Your instructions: When you retype the data, keep every word exactly and include none of the pictures.
[Supplied data Boundary: Start]
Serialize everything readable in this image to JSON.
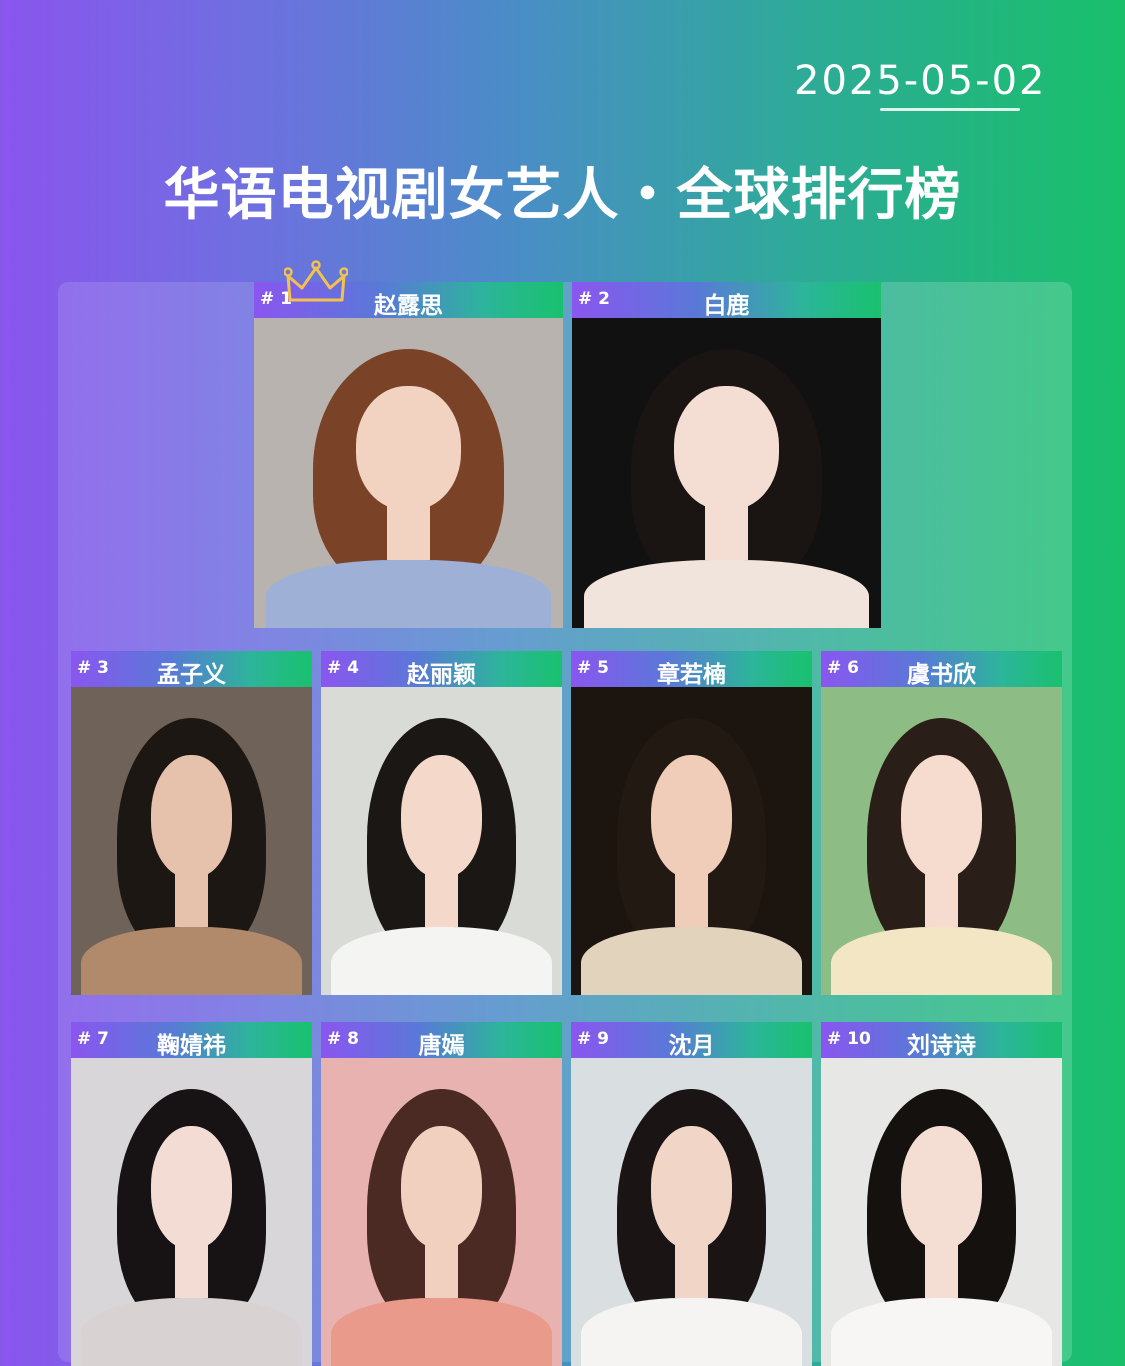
{
  "date": "2025-05-02",
  "title": "华语电视剧女艺人・全球排行榜",
  "crown_icon": "crown-icon",
  "cards": [
    {
      "rank": "# 1",
      "name": "赵露思",
      "bg": "#b8b3ae",
      "hair": "#7a4227",
      "skin": "#f2d2c0",
      "cloth": "#9fb0d6"
    },
    {
      "rank": "# 2",
      "name": "白鹿",
      "bg": "#111111",
      "hair": "#1a1412",
      "skin": "#f4ddd2",
      "cloth": "#f1e4dc"
    },
    {
      "rank": "# 3",
      "name": "孟子义",
      "bg": "#6f6258",
      "hair": "#1d1714",
      "skin": "#e6c2ad",
      "cloth": "#b08a6b"
    },
    {
      "rank": "# 4",
      "name": "赵丽颖",
      "bg": "#d9dcd6",
      "hair": "#1b1715",
      "skin": "#f4d9cb",
      "cloth": "#f4f4f2"
    },
    {
      "rank": "# 5",
      "name": "章若楠",
      "bg": "#1b140f",
      "hair": "#231913",
      "skin": "#efcdb8",
      "cloth": "#e2d3bd"
    },
    {
      "rank": "# 6",
      "name": "虞书欣",
      "bg": "#8dbd84",
      "hair": "#2a1e18",
      "skin": "#f5dccf",
      "cloth": "#f3e6c4"
    },
    {
      "rank": "# 7",
      "name": "鞠婧祎",
      "bg": "#d8d6d8",
      "hair": "#171315",
      "skin": "#f3dcd4",
      "cloth": "#d9d2d2"
    },
    {
      "rank": "# 8",
      "name": "唐嫣",
      "bg": "#e7b2b0",
      "hair": "#4a2a22",
      "skin": "#f2d0c0",
      "cloth": "#e99a8a"
    },
    {
      "rank": "# 9",
      "name": "沈月",
      "bg": "#d9dfe0",
      "hair": "#1a1414",
      "skin": "#f1d6c8",
      "cloth": "#f6f4f2"
    },
    {
      "rank": "# 10",
      "name": "刘诗诗",
      "bg": "#e7e8e6",
      "hair": "#15110f",
      "skin": "#f4ded3",
      "cloth": "#f7f6f4"
    }
  ]
}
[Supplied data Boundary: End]
Completed exercise:
Serialize everything readable in this image to JSON.
{
  "date": "2025-05-02",
  "title": "华语电视剧女艺人・全球排行榜",
  "crown_icon": "crown-icon",
  "cards": [
    {
      "rank": "# 1",
      "name": "赵露思",
      "bg": "#b8b3ae",
      "hair": "#7a4227",
      "skin": "#f2d2c0",
      "cloth": "#9fb0d6"
    },
    {
      "rank": "# 2",
      "name": "白鹿",
      "bg": "#111111",
      "hair": "#1a1412",
      "skin": "#f4ddd2",
      "cloth": "#f1e4dc"
    },
    {
      "rank": "# 3",
      "name": "孟子义",
      "bg": "#6f6258",
      "hair": "#1d1714",
      "skin": "#e6c2ad",
      "cloth": "#b08a6b"
    },
    {
      "rank": "# 4",
      "name": "赵丽颖",
      "bg": "#d9dcd6",
      "hair": "#1b1715",
      "skin": "#f4d9cb",
      "cloth": "#f4f4f2"
    },
    {
      "rank": "# 5",
      "name": "章若楠",
      "bg": "#1b140f",
      "hair": "#231913",
      "skin": "#efcdb8",
      "cloth": "#e2d3bd"
    },
    {
      "rank": "# 6",
      "name": "虞书欣",
      "bg": "#8dbd84",
      "hair": "#2a1e18",
      "skin": "#f5dccf",
      "cloth": "#f3e6c4"
    },
    {
      "rank": "# 7",
      "name": "鞠婧祎",
      "bg": "#d8d6d8",
      "hair": "#171315",
      "skin": "#f3dcd4",
      "cloth": "#d9d2d2"
    },
    {
      "rank": "# 8",
      "name": "唐嫣",
      "bg": "#e7b2b0",
      "hair": "#4a2a22",
      "skin": "#f2d0c0",
      "cloth": "#e99a8a"
    },
    {
      "rank": "# 9",
      "name": "沈月",
      "bg": "#d9dfe0",
      "hair": "#1a1414",
      "skin": "#f1d6c8",
      "cloth": "#f6f4f2"
    },
    {
      "rank": "# 10",
      "name": "刘诗诗",
      "bg": "#e7e8e6",
      "hair": "#15110f",
      "skin": "#f4ded3",
      "cloth": "#f7f6f4"
    }
  ]
}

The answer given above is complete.